*** The records

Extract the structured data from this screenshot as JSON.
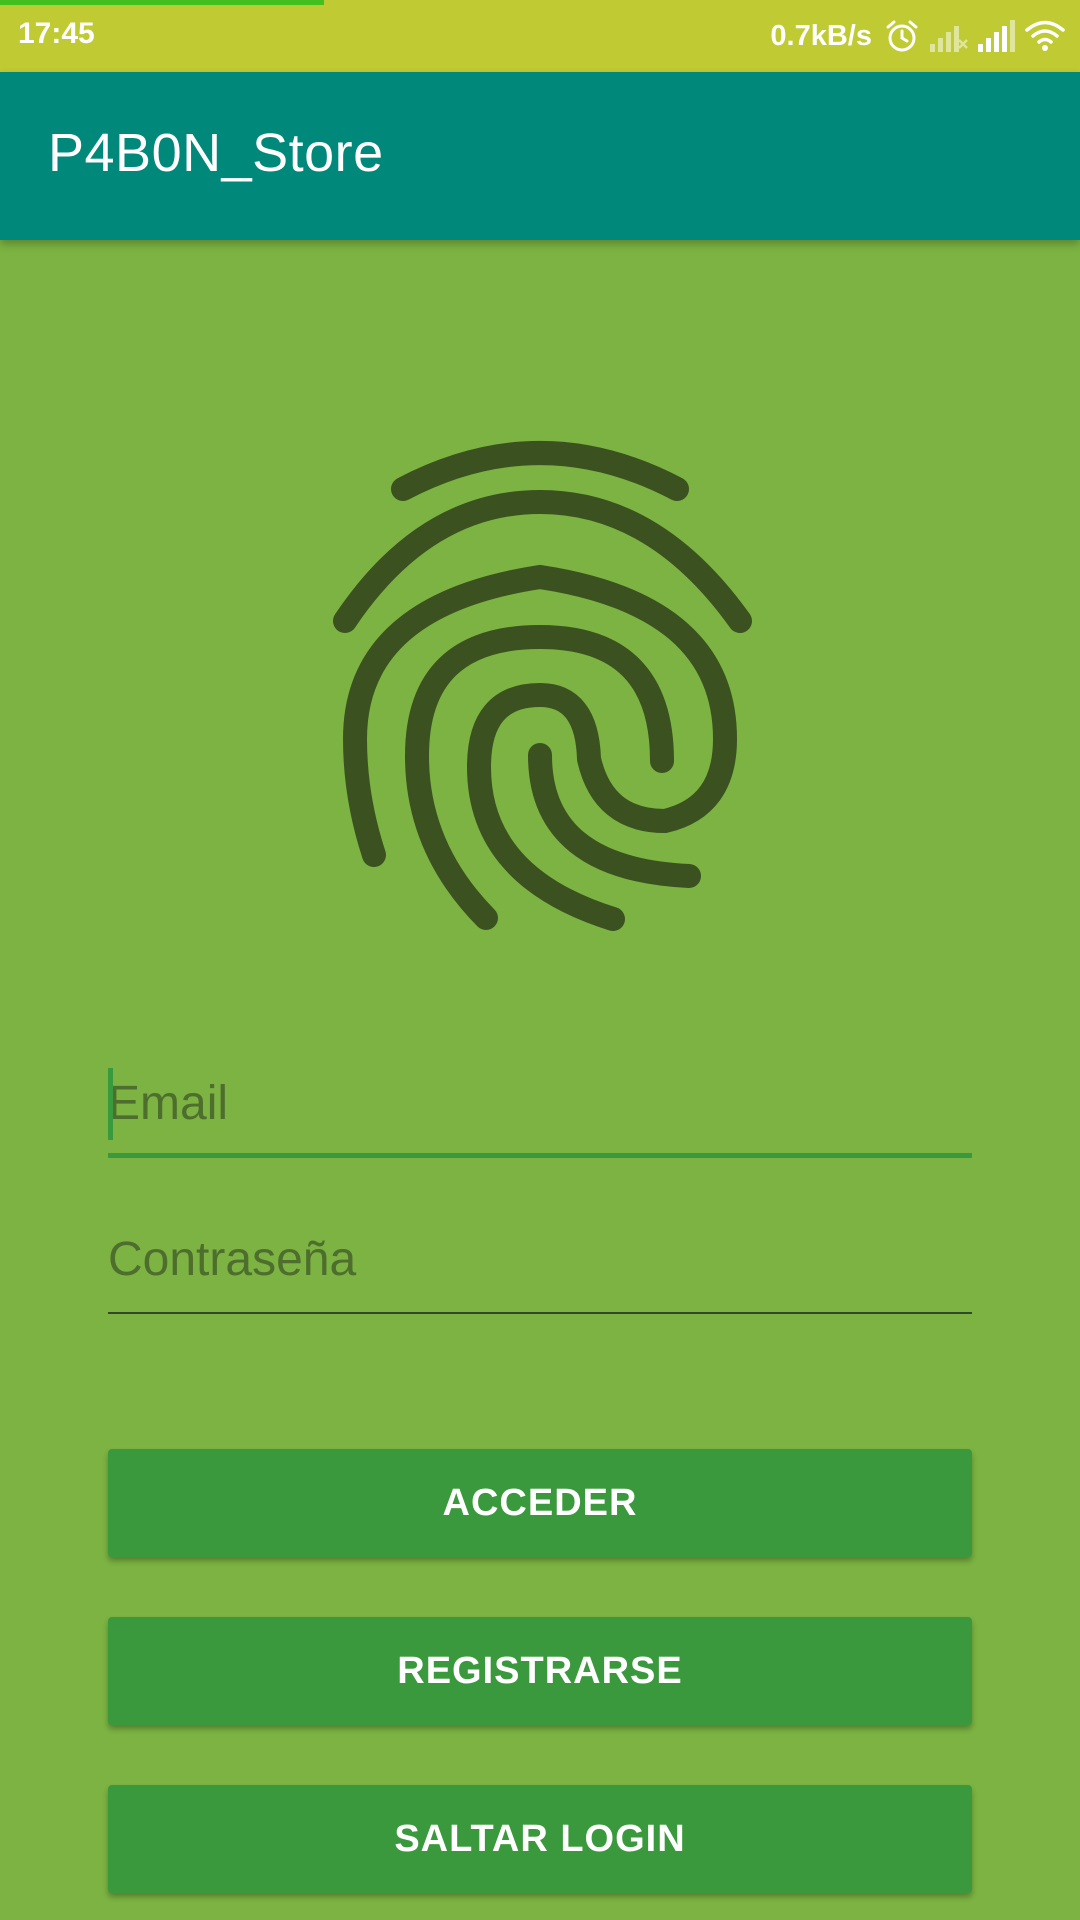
{
  "status_bar": {
    "time": "17:45",
    "net_speed": "0.7kB/s",
    "page_load_progress": 0.3,
    "icons": [
      "alarm-icon",
      "signal-none-icon",
      "signal-icon",
      "wifi-icon"
    ],
    "color": "#c0ca33"
  },
  "app_bar": {
    "title": "P4B0N_Store",
    "color": "#00897b"
  },
  "login": {
    "icon": "fingerprint-icon",
    "email_placeholder": "Email",
    "password_placeholder": "Contraseña"
  },
  "buttons": {
    "login_label": "ACCEDER",
    "register_label": "REGISTRARSE",
    "skip_label": "SALTAR LOGIN"
  },
  "colors": {
    "background": "#7cb342",
    "button": "#3a993c",
    "fingerprint": "#3b5220"
  }
}
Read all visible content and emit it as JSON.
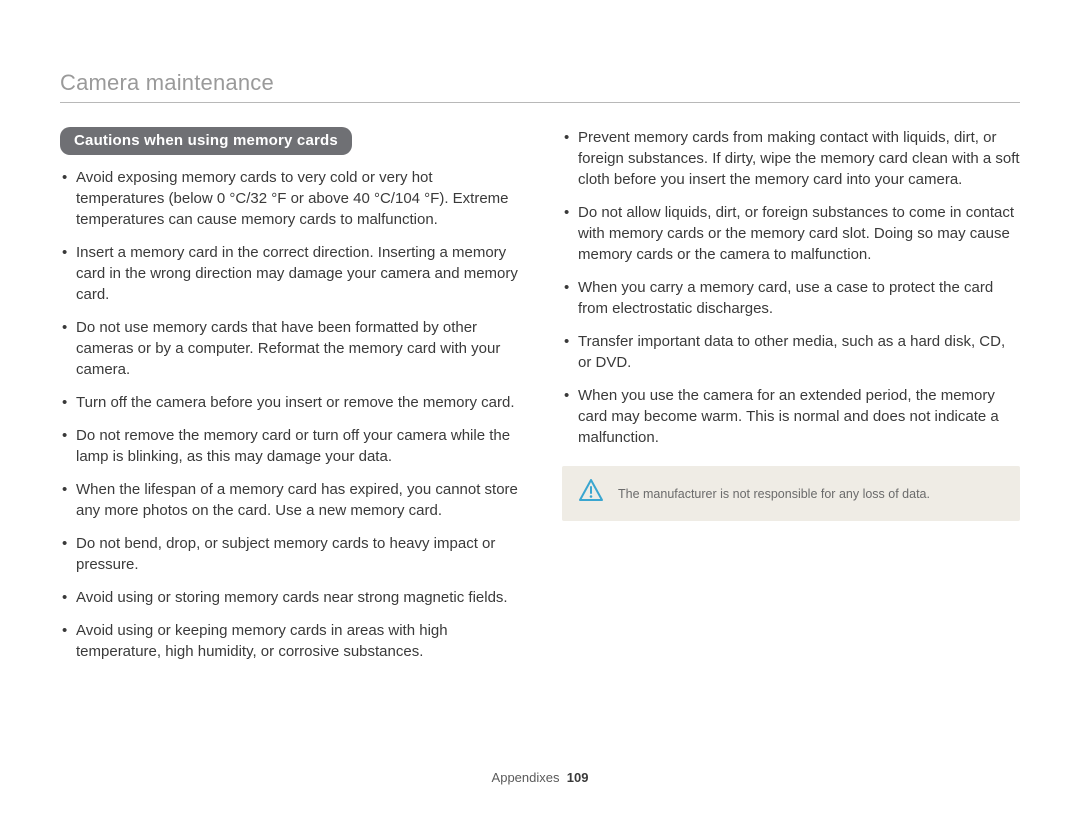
{
  "header": {
    "title": "Camera maintenance"
  },
  "section": {
    "heading": "Cautions when using memory cards"
  },
  "left_bullets": [
    "Avoid exposing memory cards to very cold or very hot temperatures (below 0 °C/32 °F or above 40 °C/104 °F). Extreme temperatures can cause memory cards to malfunction.",
    "Insert a memory card in the correct direction. Inserting a memory card in the wrong direction may damage your camera and memory card.",
    "Do not use memory cards that have been formatted by other cameras or by a computer. Reformat the memory card with your camera.",
    "Turn off the camera before you insert or remove the memory card.",
    "Do not remove the memory card or turn off your camera while the lamp is blinking, as this may damage your data.",
    "When the lifespan of a memory card has expired, you cannot store any more photos on the card. Use a new memory card.",
    "Do not bend, drop, or subject memory cards to heavy impact or pressure.",
    "Avoid using or storing memory cards near strong magnetic fields.",
    "Avoid using or keeping memory cards in areas with high temperature, high humidity, or corrosive substances."
  ],
  "right_bullets": [
    "Prevent memory cards from making contact with liquids, dirt, or foreign substances. If dirty, wipe the memory card clean with a soft cloth before you insert the memory card into your camera.",
    "Do not allow liquids, dirt, or foreign substances to come in contact with memory cards or the memory card slot. Doing so may cause memory cards or the camera to malfunction.",
    "When you carry a memory card, use a case to protect the card from electrostatic discharges.",
    "Transfer important data to other media, such as a hard disk, CD, or DVD.",
    "When you use the camera for an extended period, the memory card may become warm. This is normal and does not indicate a malfunction."
  ],
  "note": {
    "text": "The manufacturer is not responsible for any loss of data."
  },
  "footer": {
    "label": "Appendixes",
    "page": "109"
  }
}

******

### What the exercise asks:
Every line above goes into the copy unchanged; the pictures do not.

### Problem solution:
Extract the structured data from this screenshot as JSON.
{
  "status_bar": {
    "time": "17:45",
    "net_speed": "0.7kB/s",
    "page_load_progress": 0.3,
    "icons": [
      "alarm-icon",
      "signal-none-icon",
      "signal-icon",
      "wifi-icon"
    ],
    "color": "#c0ca33"
  },
  "app_bar": {
    "title": "P4B0N_Store",
    "color": "#00897b"
  },
  "login": {
    "icon": "fingerprint-icon",
    "email_placeholder": "Email",
    "password_placeholder": "Contraseña"
  },
  "buttons": {
    "login_label": "ACCEDER",
    "register_label": "REGISTRARSE",
    "skip_label": "SALTAR LOGIN"
  },
  "colors": {
    "background": "#7cb342",
    "button": "#3a993c",
    "fingerprint": "#3b5220"
  }
}
Read all visible content and emit it as JSON.
{
  "header": {
    "title": "Camera maintenance"
  },
  "section": {
    "heading": "Cautions when using memory cards"
  },
  "left_bullets": [
    "Avoid exposing memory cards to very cold or very hot temperatures (below 0 °C/32 °F or above 40 °C/104 °F). Extreme temperatures can cause memory cards to malfunction.",
    "Insert a memory card in the correct direction. Inserting a memory card in the wrong direction may damage your camera and memory card.",
    "Do not use memory cards that have been formatted by other cameras or by a computer. Reformat the memory card with your camera.",
    "Turn off the camera before you insert or remove the memory card.",
    "Do not remove the memory card or turn off your camera while the lamp is blinking, as this may damage your data.",
    "When the lifespan of a memory card has expired, you cannot store any more photos on the card. Use a new memory card.",
    "Do not bend, drop, or subject memory cards to heavy impact or pressure.",
    "Avoid using or storing memory cards near strong magnetic fields.",
    "Avoid using or keeping memory cards in areas with high temperature, high humidity, or corrosive substances."
  ],
  "right_bullets": [
    "Prevent memory cards from making contact with liquids, dirt, or foreign substances. If dirty, wipe the memory card clean with a soft cloth before you insert the memory card into your camera.",
    "Do not allow liquids, dirt, or foreign substances to come in contact with memory cards or the memory card slot. Doing so may cause memory cards or the camera to malfunction.",
    "When you carry a memory card, use a case to protect the card from electrostatic discharges.",
    "Transfer important data to other media, such as a hard disk, CD, or DVD.",
    "When you use the camera for an extended period, the memory card may become warm. This is normal and does not indicate a malfunction."
  ],
  "note": {
    "text": "The manufacturer is not responsible for any loss of data."
  },
  "footer": {
    "label": "Appendixes",
    "page": "109"
  }
}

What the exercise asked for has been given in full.